_REQUIRED ACTION_. Find how many lines of the listing below include the word "django", then report the number by itself.

_DATASET EXCERPTS_.
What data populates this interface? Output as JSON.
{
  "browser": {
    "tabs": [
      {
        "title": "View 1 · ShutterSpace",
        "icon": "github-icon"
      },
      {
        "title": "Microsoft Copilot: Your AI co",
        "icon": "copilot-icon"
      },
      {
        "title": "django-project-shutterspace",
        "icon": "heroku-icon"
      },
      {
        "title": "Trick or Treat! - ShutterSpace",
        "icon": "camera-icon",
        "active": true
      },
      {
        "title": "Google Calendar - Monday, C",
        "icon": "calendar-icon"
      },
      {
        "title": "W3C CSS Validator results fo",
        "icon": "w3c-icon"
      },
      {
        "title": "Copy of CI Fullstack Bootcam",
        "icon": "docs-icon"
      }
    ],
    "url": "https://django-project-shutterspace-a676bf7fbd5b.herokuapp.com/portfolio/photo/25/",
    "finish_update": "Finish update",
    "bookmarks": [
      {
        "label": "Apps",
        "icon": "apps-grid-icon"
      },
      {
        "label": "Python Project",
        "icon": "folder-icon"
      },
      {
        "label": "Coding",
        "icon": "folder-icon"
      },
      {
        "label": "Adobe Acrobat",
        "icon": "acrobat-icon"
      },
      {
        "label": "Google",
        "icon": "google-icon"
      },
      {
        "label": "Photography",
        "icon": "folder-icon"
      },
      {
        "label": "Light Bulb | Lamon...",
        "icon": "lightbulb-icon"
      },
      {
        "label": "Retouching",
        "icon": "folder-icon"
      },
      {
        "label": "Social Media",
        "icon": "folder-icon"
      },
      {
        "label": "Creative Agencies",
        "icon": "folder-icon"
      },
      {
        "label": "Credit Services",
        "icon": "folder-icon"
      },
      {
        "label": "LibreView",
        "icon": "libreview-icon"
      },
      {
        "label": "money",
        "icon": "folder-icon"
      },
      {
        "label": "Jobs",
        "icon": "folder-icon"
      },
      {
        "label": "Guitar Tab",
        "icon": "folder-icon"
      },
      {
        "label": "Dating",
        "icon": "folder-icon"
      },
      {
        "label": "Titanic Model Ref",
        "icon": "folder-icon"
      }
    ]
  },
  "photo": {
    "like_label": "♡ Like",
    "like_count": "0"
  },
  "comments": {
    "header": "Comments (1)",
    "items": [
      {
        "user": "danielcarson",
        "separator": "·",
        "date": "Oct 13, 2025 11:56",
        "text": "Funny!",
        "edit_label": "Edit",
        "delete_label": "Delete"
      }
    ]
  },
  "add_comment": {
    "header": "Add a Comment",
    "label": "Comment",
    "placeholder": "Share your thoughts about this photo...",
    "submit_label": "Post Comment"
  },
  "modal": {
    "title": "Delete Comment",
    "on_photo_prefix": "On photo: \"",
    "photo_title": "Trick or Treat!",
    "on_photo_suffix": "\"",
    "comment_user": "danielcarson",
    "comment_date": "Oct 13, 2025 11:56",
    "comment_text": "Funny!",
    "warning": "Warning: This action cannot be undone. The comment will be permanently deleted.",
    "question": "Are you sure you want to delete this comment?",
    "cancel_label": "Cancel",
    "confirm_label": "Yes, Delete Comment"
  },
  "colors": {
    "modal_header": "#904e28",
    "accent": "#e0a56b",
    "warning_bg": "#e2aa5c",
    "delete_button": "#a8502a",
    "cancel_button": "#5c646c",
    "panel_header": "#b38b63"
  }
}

_YOUR SOLUTION_. 2